» **Task instructions**: Take the listing below and output it exactly, with no images.

» **Records provided**:
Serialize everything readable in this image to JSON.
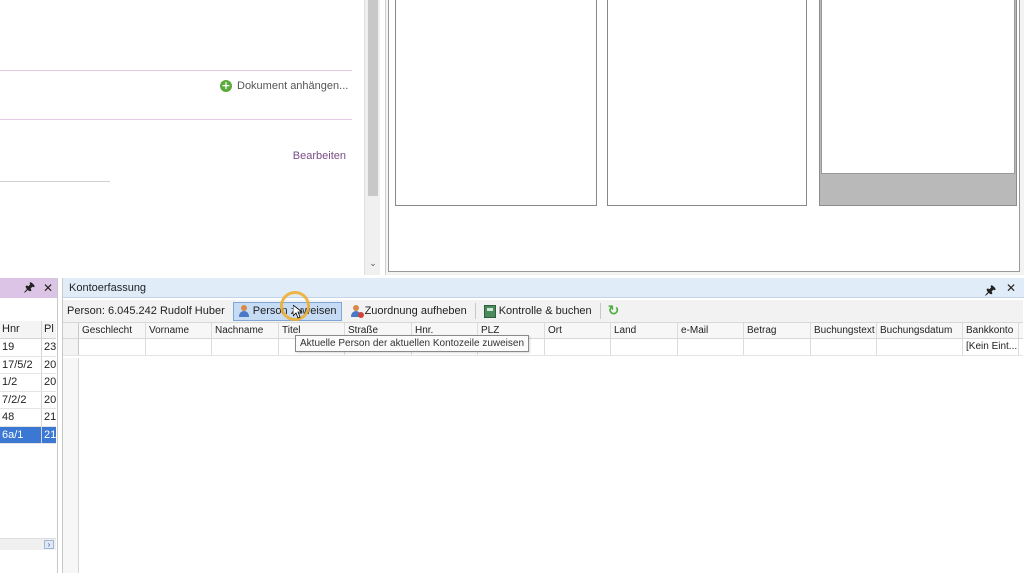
{
  "upper_form": {
    "attach_label": "Dokument anhängen...",
    "edit_label": "Bearbeiten"
  },
  "left_panel": {
    "columns": [
      "Hnr",
      "Pl"
    ],
    "rows": [
      {
        "hnr": "19",
        "pl": "23",
        "selected": false
      },
      {
        "hnr": "17/5/2",
        "pl": "20",
        "selected": false
      },
      {
        "hnr": "1/2",
        "pl": "20",
        "selected": false
      },
      {
        "hnr": "7/2/2",
        "pl": "20",
        "selected": false
      },
      {
        "hnr": "48",
        "pl": "21",
        "selected": false
      },
      {
        "hnr": "6a/1",
        "pl": "21",
        "selected": true
      }
    ]
  },
  "main_panel": {
    "title": "Kontoerfassung",
    "person_label": "Person:  6.045.242 Rudolf Huber",
    "toolbar": {
      "assign_label": "Person zuweisen",
      "unassign_label": "Zuordnung aufheben",
      "check_label": "Kontrolle & buchen"
    },
    "grid": {
      "columns": [
        "Geschlecht",
        "Vorname",
        "Nachname",
        "Titel",
        "Straße",
        "Hnr.",
        "PLZ",
        "Ort",
        "Land",
        "e-Mail",
        "Betrag",
        "Buchungstext",
        "Buchungsdatum",
        "Bankkonto"
      ],
      "rows": [
        [
          "",
          "",
          "",
          "",
          "",
          "",
          "",
          "",
          "",
          "",
          "",
          "",
          "",
          "[Kein Eint..."
        ]
      ]
    },
    "tooltip": "Aktuelle Person der aktuellen Kontozeile zuweisen"
  }
}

» **Task answer**:
Serialize everything readable in this image to JSON.
{
  "upper_form": {
    "attach_label": "Dokument anhängen...",
    "edit_label": "Bearbeiten"
  },
  "left_panel": {
    "columns": [
      "Hnr",
      "Pl"
    ],
    "rows": [
      {
        "hnr": "19",
        "pl": "23",
        "selected": false
      },
      {
        "hnr": "17/5/2",
        "pl": "20",
        "selected": false
      },
      {
        "hnr": "1/2",
        "pl": "20",
        "selected": false
      },
      {
        "hnr": "7/2/2",
        "pl": "20",
        "selected": false
      },
      {
        "hnr": "48",
        "pl": "21",
        "selected": false
      },
      {
        "hnr": "6a/1",
        "pl": "21",
        "selected": true
      }
    ]
  },
  "main_panel": {
    "title": "Kontoerfassung",
    "person_label": "Person:  6.045.242 Rudolf Huber",
    "toolbar": {
      "assign_label": "Person zuweisen",
      "unassign_label": "Zuordnung aufheben",
      "check_label": "Kontrolle & buchen"
    },
    "grid": {
      "columns": [
        "Geschlecht",
        "Vorname",
        "Nachname",
        "Titel",
        "Straße",
        "Hnr.",
        "PLZ",
        "Ort",
        "Land",
        "e-Mail",
        "Betrag",
        "Buchungstext",
        "Buchungsdatum",
        "Bankkonto"
      ],
      "rows": [
        [
          "",
          "",
          "",
          "",
          "",
          "",
          "",
          "",
          "",
          "",
          "",
          "",
          "",
          "[Kein Eint..."
        ]
      ]
    },
    "tooltip": "Aktuelle Person der aktuellen Kontozeile zuweisen"
  }
}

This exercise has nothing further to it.